From the November 2016 issue: The binge breaker
So why do millions still submit to the leash? Like any other addiction, heavy smartphone use hooks us by stimulating the brain’s reward system. This gives us immediate, but very short-lived, gratification, which quickly wears off and leaves us with regret as we crave yet another hit. Even if it doesn’t rise to the level of addiction, any compulsive time wasting that doesn’t make us happier in the long run—whether it takes the form of solitaire or cat videos—can similarly harm our well-being.
For the sake of happiness and productivity, our goal should not be to squeeze every second of distraction and leisure out of our days. Rather, it should be to manage our days in accordance with our priorities, by distinguishing between the time wasters we like and those we don’t—and ridding ourselves of the latter. Here are two ways to get started.

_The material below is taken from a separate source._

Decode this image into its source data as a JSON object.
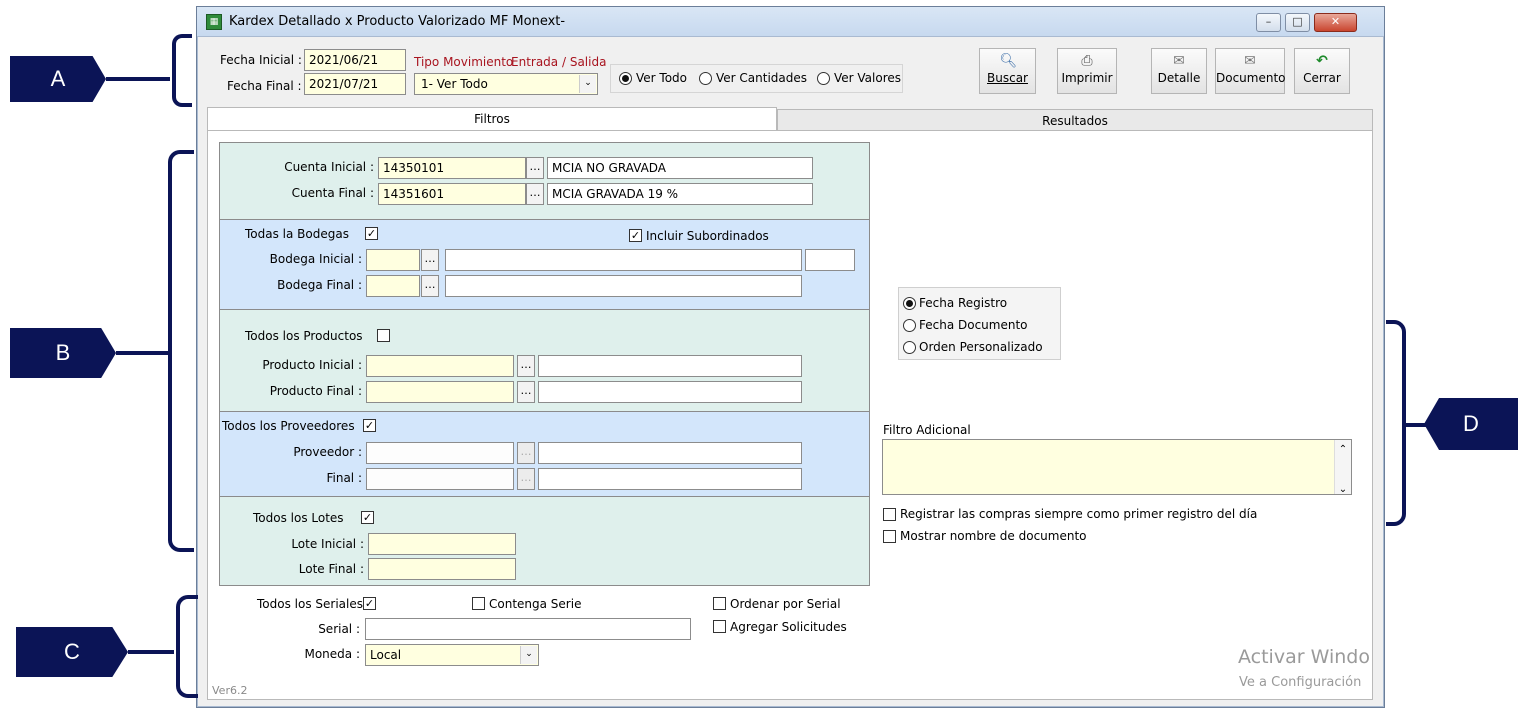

1. Schedule your downtime.
The best way to deal with the opportunity-cost problem is not to leave time-use decisions to the moment we begin an activity, when our decision making might be distorted by short-term comfort seeking (especially if it’s 1 a.m., when Howard the Duck is likely to air). In his book Deep Work, the writer Cal Newport recommends a productivity strategy called time blocking—making decisions about how to use time in advance, and sticking to the schedule.

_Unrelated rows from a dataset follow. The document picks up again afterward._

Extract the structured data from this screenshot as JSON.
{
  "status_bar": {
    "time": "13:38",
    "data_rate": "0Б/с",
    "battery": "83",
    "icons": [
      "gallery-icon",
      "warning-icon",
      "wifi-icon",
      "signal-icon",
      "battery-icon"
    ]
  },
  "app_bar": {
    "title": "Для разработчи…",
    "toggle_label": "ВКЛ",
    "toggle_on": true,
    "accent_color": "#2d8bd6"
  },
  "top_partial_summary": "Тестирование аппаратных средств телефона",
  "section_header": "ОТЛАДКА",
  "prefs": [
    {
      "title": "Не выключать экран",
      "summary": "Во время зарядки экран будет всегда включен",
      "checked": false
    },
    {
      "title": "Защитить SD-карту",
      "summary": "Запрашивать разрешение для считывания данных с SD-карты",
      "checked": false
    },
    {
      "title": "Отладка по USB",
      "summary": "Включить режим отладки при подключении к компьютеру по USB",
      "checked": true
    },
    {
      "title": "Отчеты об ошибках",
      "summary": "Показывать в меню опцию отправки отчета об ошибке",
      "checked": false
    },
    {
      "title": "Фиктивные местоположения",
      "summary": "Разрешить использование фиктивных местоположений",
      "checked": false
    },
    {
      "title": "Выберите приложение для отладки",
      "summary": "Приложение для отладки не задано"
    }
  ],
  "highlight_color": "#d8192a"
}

Read: Work for 52 minutes, break for 17
Time blocking doesn’t have to be limited to work. For many people working from home during the pandemic, job and life have commingled in frustrating ways because there is no exoskeletal time structure imposed by a formal workplace. My answer is to block everything, including hobbies, leisure, and even daydreaming. For example, you might write “Goof off” on your planner from 1:30 to 2 p.m. tomorrow. Since goofing off is no longer an uninvited guest in your schedule, it doesn’t throw off your rhythm, and your odds of being back to work at 2 rise dramatically.
2. Give your bad habits a monetary value.
In 2012, two management scholars at the University of Toronto conducted a series of experiments in which they asked participants to think of their incomes in terms of an hourly wage, as well as assign a monetary value to the time they spent on leisure activities. For example, participants were asked to consider their (nonworking) time on the internet in terms of forgone wages. Thinking this way reduced the happiness people derived from their leisure activities.
The researchers interpreted this finding as a negative consequence of monetizing leisure, but such a method can be of great value for dissuading us from engaging in addictive pastimes we dislike. Say, for example, that you find yourself bingeing on social media, which research has clearly found lowers happiness when overused, especially for young people. If you consume the average amount of social media in America (about 142 minutes per day) and earn the average hourly wage (about $29.92), you are effectively “spending” about $71 worth of time per day on this activity.